Stored data:
● ● ●
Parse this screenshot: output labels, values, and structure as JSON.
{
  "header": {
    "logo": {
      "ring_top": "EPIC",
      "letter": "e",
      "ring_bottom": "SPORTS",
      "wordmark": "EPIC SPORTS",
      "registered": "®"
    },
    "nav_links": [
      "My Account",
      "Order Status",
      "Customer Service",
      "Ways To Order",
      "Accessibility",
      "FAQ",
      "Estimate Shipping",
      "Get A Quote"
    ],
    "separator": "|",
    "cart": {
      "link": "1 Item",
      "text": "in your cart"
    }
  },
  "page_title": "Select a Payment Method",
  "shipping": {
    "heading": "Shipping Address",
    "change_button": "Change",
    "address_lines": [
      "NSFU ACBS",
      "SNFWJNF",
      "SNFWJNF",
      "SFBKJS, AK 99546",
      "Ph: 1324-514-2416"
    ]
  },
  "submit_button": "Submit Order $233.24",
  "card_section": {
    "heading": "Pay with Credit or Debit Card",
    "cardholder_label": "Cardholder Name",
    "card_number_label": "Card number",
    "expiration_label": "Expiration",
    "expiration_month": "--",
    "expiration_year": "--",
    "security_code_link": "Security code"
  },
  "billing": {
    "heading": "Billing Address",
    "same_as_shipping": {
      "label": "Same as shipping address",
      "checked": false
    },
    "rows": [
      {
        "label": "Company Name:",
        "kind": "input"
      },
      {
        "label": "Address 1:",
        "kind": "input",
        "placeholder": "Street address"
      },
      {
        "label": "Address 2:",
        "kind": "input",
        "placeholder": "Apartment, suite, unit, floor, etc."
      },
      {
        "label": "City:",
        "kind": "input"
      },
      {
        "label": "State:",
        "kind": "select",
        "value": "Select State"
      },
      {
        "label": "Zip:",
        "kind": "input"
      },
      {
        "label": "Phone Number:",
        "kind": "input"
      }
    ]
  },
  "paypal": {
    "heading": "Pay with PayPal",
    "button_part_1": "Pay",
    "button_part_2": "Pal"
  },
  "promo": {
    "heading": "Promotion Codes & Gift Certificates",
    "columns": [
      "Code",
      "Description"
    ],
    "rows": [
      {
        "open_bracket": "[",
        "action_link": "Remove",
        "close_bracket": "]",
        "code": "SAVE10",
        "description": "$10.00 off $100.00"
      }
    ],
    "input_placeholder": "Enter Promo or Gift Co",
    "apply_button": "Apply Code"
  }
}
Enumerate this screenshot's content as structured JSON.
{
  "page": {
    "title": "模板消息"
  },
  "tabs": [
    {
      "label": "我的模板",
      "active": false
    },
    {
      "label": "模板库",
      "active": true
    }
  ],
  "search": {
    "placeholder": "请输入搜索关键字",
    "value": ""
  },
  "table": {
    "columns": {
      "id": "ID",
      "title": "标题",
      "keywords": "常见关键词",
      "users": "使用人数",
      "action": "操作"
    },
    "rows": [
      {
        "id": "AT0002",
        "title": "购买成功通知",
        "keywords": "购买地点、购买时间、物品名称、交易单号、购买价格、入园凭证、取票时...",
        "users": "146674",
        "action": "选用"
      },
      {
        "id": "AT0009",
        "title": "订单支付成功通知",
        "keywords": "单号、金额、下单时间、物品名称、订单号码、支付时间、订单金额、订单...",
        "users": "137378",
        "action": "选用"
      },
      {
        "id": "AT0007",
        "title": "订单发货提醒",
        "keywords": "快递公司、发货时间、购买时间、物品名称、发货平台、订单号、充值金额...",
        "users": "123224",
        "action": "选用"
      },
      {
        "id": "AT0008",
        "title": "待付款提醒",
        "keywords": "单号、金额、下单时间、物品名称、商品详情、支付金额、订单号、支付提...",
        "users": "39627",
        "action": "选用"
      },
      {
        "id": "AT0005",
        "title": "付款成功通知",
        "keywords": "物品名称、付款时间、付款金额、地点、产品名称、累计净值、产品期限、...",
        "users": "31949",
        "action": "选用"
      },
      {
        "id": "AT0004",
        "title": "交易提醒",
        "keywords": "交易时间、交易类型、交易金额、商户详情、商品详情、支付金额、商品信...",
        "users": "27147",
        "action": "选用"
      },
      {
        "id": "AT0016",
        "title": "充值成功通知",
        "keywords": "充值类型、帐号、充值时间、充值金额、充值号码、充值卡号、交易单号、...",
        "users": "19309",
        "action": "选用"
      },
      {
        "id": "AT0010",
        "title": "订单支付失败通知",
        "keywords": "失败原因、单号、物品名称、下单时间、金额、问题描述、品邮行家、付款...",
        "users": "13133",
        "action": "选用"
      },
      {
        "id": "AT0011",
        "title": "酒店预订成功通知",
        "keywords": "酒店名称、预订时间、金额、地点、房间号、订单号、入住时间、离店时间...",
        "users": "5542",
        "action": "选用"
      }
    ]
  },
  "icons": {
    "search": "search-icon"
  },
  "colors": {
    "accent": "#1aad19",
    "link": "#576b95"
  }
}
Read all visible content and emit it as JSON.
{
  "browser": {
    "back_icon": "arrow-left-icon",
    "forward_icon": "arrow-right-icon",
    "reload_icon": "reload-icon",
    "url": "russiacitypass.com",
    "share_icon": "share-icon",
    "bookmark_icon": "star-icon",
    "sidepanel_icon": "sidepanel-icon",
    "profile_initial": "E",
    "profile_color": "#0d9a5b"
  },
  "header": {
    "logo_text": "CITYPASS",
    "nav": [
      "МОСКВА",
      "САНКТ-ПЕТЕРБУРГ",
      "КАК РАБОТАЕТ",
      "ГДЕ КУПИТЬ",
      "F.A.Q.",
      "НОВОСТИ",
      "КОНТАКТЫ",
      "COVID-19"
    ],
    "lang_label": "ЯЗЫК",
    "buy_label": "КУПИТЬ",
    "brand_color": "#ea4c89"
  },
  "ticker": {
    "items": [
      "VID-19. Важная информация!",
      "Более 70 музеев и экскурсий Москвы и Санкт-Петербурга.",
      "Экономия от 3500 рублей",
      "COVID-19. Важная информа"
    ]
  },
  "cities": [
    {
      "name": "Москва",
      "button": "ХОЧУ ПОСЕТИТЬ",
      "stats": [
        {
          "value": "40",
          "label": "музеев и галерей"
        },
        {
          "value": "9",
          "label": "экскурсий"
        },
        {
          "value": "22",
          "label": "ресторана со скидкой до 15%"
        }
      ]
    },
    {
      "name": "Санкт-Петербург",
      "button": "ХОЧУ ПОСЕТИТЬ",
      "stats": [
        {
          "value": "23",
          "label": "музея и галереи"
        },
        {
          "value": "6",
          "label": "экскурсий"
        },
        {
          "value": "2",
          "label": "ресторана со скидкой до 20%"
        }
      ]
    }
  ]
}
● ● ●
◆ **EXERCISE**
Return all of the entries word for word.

◆ **SOLUTION**
Parse this screenshot: output labels, values, and structure as JSON.
{
  "header": {
    "logo": {
      "ring_top": "EPIC",
      "letter": "e",
      "ring_bottom": "SPORTS",
      "wordmark": "EPIC SPORTS",
      "registered": "®"
    },
    "nav_links": [
      "My Account",
      "Order Status",
      "Customer Service",
      "Ways To Order",
      "Accessibility",
      "FAQ",
      "Estimate Shipping",
      "Get A Quote"
    ],
    "separator": "|",
    "cart": {
      "link": "1 Item",
      "text": "in your cart"
    }
  },
  "page_title": "Select a Payment Method",
  "shipping": {
    "heading": "Shipping Address",
    "change_button": "Change",
    "address_lines": [
      "NSFU ACBS",
      "SNFWJNF",
      "SNFWJNF",
      "SFBKJS, AK 99546",
      "Ph: 1324-514-2416"
    ]
  },
  "submit_button": "Submit Order $233.24",
  "card_section": {
    "heading": "Pay with Credit or Debit Card",
    "cardholder_label": "Cardholder Name",
    "card_number_label": "Card number",
    "expiration_label": "Expiration",
    "expiration_month": "--",
    "expiration_year": "--",
    "security_code_link": "Security code"
  },
  "billing": {
    "heading": "Billing Address",
    "same_as_shipping": {
      "label": "Same as shipping address",
      "checked": false
    },
    "rows": [
      {
        "label": "Company Name:",
        "kind": "input"
      },
      {
        "label": "Address 1:",
        "kind": "input",
        "placeholder": "Street address"
      },
      {
        "label": "Address 2:",
        "kind": "input",
        "placeholder": "Apartment, suite, unit, floor, etc."
      },
      {
        "label": "City:",
        "kind": "input"
      },
      {
        "label": "State:",
        "kind": "select",
        "value": "Select State"
      },
      {
        "label": "Zip:",
        "kind": "input"
      },
      {
        "label": "Phone Number:",
        "kind": "input"
      }
    ]
  },
  "paypal": {
    "heading": "Pay with PayPal",
    "button_part_1": "Pay",
    "button_part_2": "Pal"
  },
  "promo": {
    "heading": "Promotion Codes & Gift Certificates",
    "columns": [
      "Code",
      "Description"
    ],
    "rows": [
      {
        "open_bracket": "[",
        "action_link": "Remove",
        "close_bracket": "]",
        "code": "SAVE10",
        "description": "$10.00 off $100.00"
      }
    ],
    "input_placeholder": "Enter Promo or Gift Co",
    "apply_button": "Apply Code"
  }
}
Enumerate this screenshot's content as structured JSON.
{
  "page": {
    "title": "模板消息"
  },
  "tabs": [
    {
      "label": "我的模板",
      "active": false
    },
    {
      "label": "模板库",
      "active": true
    }
  ],
  "search": {
    "placeholder": "请输入搜索关键字",
    "value": ""
  },
  "table": {
    "columns": {
      "id": "ID",
      "title": "标题",
      "keywords": "常见关键词",
      "users": "使用人数",
      "action": "操作"
    },
    "rows": [
      {
        "id": "AT0002",
        "title": "购买成功通知",
        "keywords": "购买地点、购买时间、物品名称、交易单号、购买价格、入园凭证、取票时...",
        "users": "146674",
        "action": "选用"
      },
      {
        "id": "AT0009",
        "title": "订单支付成功通知",
        "keywords": "单号、金额、下单时间、物品名称、订单号码、支付时间、订单金额、订单...",
        "users": "137378",
        "action": "选用"
      },
      {
        "id": "AT0007",
        "title": "订单发货提醒",
        "keywords": "快递公司、发货时间、购买时间、物品名称、发货平台、订单号、充值金额...",
        "users": "123224",
        "action": "选用"
      },
      {
        "id": "AT0008",
        "title": "待付款提醒",
        "keywords": "单号、金额、下单时间、物品名称、商品详情、支付金额、订单号、支付提...",
        "users": "39627",
        "action": "选用"
      },
      {
        "id": "AT0005",
        "title": "付款成功通知",
        "keywords": "物品名称、付款时间、付款金额、地点、产品名称、累计净值、产品期限、...",
        "users": "31949",
        "action": "选用"
      },
      {
        "id": "AT0004",
        "title": "交易提醒",
        "keywords": "交易时间、交易类型、交易金额、商户详情、商品详情、支付金额、商品信...",
        "users": "27147",
        "action": "选用"
      },
      {
        "id": "AT0016",
        "title": "充值成功通知",
        "keywords": "充值类型、帐号、充值时间、充值金额、充值号码、充值卡号、交易单号、...",
        "users": "19309",
        "action": "选用"
      },
      {
        "id": "AT0010",
        "title": "订单支付失败通知",
        "keywords": "失败原因、单号、物品名称、下单时间、金额、问题描述、品邮行家、付款...",
        "users": "13133",
        "action": "选用"
      },
      {
        "id": "AT0011",
        "title": "酒店预订成功通知",
        "keywords": "酒店名称、预订时间、金额、地点、房间号、订单号、入住时间、离店时间...",
        "users": "5542",
        "action": "选用"
      }
    ]
  },
  "icons": {
    "search": "search-icon"
  },
  "colors": {
    "accent": "#1aad19",
    "link": "#576b95"
  }
}
Read all visible content and emit it as JSON.
{
  "browser": {
    "back_icon": "arrow-left-icon",
    "forward_icon": "arrow-right-icon",
    "reload_icon": "reload-icon",
    "url": "russiacitypass.com",
    "share_icon": "share-icon",
    "bookmark_icon": "star-icon",
    "sidepanel_icon": "sidepanel-icon",
    "profile_initial": "E",
    "profile_color": "#0d9a5b"
  },
  "header": {
    "logo_text": "CITYPASS",
    "nav": [
      "МОСКВА",
      "САНКТ-ПЕТЕРБУРГ",
      "КАК РАБОТАЕТ",
      "ГДЕ КУПИТЬ",
      "F.A.Q.",
      "НОВОСТИ",
      "КОНТАКТЫ",
      "COVID-19"
    ],
    "lang_label": "ЯЗЫК",
    "buy_label": "КУПИТЬ",
    "brand_color": "#ea4c89"
  },
  "ticker": {
    "items": [
      "VID-19. Важная информация!",
      "Более 70 музеев и экскурсий Москвы и Санкт-Петербурга.",
      "Экономия от 3500 рублей",
      "COVID-19. Важная информа"
    ]
  },
  "cities": [
    {
      "name": "Москва",
      "button": "ХОЧУ ПОСЕТИТЬ",
      "stats": [
        {
          "value": "40",
          "label": "музеев и галерей"
        },
        {
          "value": "9",
          "label": "экскурсий"
        },
        {
          "value": "22",
          "label": "ресторана со скидкой до 15%"
        }
      ]
    },
    {
      "name": "Санкт-Петербург",
      "button": "ХОЧУ ПОСЕТИТЬ",
      "stats": [
        {
          "value": "23",
          "label": "музея и галереи"
        },
        {
          "value": "6",
          "label": "экскурсий"
        },
        {
          "value": "2",
          "label": "ресторана со скидкой до 20%"
        }
      ]
    }
  ]
}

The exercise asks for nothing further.